- _WORK REQUIRED_
Among the lines of the records below, copy those that hold the word "JSON".

- _SOURCE RECORDS_

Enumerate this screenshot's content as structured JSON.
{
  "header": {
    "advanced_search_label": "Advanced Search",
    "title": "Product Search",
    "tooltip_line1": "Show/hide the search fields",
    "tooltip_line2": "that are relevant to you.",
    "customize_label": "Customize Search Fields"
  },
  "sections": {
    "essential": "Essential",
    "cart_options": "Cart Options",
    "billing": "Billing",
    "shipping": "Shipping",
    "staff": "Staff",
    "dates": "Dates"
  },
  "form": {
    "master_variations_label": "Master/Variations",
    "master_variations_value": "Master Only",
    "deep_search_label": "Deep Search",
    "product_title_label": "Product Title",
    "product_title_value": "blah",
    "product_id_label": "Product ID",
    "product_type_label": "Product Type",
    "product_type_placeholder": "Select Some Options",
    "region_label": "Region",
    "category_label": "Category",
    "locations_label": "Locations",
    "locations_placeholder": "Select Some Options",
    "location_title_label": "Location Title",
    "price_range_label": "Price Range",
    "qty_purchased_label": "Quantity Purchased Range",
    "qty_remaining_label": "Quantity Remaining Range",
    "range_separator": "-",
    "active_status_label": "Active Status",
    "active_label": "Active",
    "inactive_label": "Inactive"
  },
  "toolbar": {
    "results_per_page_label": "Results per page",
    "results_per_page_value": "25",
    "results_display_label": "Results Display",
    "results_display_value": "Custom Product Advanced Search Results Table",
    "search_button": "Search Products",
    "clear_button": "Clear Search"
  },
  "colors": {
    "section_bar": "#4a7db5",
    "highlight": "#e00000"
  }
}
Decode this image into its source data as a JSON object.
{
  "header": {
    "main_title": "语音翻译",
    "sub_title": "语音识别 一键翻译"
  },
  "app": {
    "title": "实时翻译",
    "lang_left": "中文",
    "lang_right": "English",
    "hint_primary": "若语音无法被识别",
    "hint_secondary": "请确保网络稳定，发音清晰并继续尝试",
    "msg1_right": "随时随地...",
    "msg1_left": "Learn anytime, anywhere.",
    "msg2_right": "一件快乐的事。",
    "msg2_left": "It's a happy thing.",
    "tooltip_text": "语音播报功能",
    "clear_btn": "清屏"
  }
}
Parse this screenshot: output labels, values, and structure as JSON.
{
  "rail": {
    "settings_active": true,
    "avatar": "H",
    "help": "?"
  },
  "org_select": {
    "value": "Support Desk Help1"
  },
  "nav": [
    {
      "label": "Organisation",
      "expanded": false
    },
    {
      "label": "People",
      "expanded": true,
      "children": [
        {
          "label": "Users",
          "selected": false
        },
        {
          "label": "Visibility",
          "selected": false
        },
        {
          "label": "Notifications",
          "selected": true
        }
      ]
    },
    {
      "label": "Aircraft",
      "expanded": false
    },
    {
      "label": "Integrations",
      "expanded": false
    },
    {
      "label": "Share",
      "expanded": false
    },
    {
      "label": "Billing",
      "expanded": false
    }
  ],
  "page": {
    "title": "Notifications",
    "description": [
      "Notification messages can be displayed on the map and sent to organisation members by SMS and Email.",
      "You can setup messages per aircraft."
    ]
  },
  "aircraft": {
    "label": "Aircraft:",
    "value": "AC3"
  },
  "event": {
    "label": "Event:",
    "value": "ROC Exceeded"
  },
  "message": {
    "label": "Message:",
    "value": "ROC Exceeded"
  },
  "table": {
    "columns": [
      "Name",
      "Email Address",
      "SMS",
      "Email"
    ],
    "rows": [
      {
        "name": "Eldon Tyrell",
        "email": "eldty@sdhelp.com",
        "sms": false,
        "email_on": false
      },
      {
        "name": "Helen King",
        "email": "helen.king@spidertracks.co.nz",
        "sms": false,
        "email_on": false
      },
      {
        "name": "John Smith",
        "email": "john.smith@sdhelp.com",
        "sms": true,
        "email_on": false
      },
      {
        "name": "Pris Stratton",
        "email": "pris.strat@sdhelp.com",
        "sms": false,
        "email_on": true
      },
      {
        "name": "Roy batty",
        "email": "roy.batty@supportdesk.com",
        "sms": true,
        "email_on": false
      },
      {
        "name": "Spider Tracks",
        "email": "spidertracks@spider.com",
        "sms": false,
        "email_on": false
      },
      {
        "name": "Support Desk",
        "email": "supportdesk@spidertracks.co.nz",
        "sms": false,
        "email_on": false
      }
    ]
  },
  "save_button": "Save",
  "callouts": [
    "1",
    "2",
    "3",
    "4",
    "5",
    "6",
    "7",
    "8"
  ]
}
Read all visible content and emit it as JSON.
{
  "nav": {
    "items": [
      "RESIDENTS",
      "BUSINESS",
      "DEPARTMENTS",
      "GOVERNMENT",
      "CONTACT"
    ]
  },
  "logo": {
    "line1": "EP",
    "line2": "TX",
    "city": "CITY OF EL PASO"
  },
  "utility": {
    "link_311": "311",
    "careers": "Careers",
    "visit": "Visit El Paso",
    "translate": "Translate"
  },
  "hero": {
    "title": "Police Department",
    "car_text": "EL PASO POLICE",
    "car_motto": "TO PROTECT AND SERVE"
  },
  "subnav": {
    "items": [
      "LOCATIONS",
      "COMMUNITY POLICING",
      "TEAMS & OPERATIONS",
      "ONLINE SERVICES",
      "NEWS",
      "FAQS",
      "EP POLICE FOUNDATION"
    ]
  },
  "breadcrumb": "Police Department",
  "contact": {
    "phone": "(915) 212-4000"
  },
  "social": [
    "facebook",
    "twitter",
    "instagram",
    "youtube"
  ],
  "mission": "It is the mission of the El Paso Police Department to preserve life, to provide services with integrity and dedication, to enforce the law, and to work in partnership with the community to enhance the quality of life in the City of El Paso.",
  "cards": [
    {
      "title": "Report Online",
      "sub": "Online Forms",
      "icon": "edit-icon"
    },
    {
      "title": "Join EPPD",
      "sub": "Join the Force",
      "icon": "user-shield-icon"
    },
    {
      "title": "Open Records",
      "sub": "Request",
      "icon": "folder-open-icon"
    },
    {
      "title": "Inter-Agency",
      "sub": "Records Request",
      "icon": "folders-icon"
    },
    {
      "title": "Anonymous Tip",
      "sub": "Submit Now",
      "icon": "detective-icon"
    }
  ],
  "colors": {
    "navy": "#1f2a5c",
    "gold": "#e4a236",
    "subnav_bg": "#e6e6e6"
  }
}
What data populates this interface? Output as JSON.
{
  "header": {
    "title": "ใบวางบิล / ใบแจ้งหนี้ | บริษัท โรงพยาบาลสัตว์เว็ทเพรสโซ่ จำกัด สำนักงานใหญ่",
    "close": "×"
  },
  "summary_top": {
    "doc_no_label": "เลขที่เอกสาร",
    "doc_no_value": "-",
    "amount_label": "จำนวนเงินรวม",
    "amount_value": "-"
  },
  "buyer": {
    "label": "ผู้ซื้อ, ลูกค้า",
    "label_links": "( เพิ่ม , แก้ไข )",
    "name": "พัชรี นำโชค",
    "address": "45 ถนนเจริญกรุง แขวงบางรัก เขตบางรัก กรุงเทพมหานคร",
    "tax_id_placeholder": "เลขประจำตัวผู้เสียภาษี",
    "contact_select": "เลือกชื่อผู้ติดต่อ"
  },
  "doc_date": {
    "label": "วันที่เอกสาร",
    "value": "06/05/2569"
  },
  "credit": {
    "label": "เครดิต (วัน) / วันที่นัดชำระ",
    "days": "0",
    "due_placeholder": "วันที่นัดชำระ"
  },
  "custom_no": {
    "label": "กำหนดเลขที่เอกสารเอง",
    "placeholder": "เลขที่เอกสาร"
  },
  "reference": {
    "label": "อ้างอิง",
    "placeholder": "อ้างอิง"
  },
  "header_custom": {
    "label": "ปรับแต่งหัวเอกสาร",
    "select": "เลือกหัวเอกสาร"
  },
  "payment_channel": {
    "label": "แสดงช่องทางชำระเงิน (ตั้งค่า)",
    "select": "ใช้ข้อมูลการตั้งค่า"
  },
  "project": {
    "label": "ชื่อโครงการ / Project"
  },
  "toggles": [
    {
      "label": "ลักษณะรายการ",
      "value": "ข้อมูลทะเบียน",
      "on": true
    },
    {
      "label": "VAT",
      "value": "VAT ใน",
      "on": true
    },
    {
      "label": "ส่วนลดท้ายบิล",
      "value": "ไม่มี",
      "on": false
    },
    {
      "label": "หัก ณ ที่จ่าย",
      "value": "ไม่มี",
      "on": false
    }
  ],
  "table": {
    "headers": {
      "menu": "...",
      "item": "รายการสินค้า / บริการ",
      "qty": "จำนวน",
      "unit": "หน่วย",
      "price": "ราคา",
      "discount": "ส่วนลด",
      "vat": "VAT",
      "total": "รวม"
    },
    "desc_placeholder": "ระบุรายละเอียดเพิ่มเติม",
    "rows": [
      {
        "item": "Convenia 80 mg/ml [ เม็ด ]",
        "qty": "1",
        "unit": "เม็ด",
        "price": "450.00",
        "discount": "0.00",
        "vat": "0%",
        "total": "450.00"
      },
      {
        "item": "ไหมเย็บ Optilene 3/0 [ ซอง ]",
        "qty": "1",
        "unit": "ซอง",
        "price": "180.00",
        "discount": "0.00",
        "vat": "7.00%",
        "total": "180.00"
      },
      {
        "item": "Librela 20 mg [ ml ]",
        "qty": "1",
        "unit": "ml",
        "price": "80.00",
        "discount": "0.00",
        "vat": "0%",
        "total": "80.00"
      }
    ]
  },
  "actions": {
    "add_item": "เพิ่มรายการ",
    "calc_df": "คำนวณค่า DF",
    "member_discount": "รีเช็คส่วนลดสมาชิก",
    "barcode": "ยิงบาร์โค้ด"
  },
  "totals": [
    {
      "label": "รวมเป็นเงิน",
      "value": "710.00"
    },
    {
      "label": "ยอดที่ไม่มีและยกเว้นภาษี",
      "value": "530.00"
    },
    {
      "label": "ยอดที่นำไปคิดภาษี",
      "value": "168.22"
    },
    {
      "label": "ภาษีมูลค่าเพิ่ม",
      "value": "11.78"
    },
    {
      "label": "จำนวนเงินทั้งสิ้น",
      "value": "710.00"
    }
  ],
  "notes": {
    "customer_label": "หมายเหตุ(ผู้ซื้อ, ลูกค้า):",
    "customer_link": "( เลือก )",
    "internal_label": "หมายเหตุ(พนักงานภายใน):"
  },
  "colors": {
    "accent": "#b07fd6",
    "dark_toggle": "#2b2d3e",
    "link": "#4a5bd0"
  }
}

- _ANSWER FOR THE TASK_
Enumerate this screenshot's content as structured JSON.
Decode this image into its source data as a JSON object.
Parse this screenshot: output labels, values, and structure as JSON.
Read all visible content and emit it as JSON.
What data populates this interface? Output as JSON.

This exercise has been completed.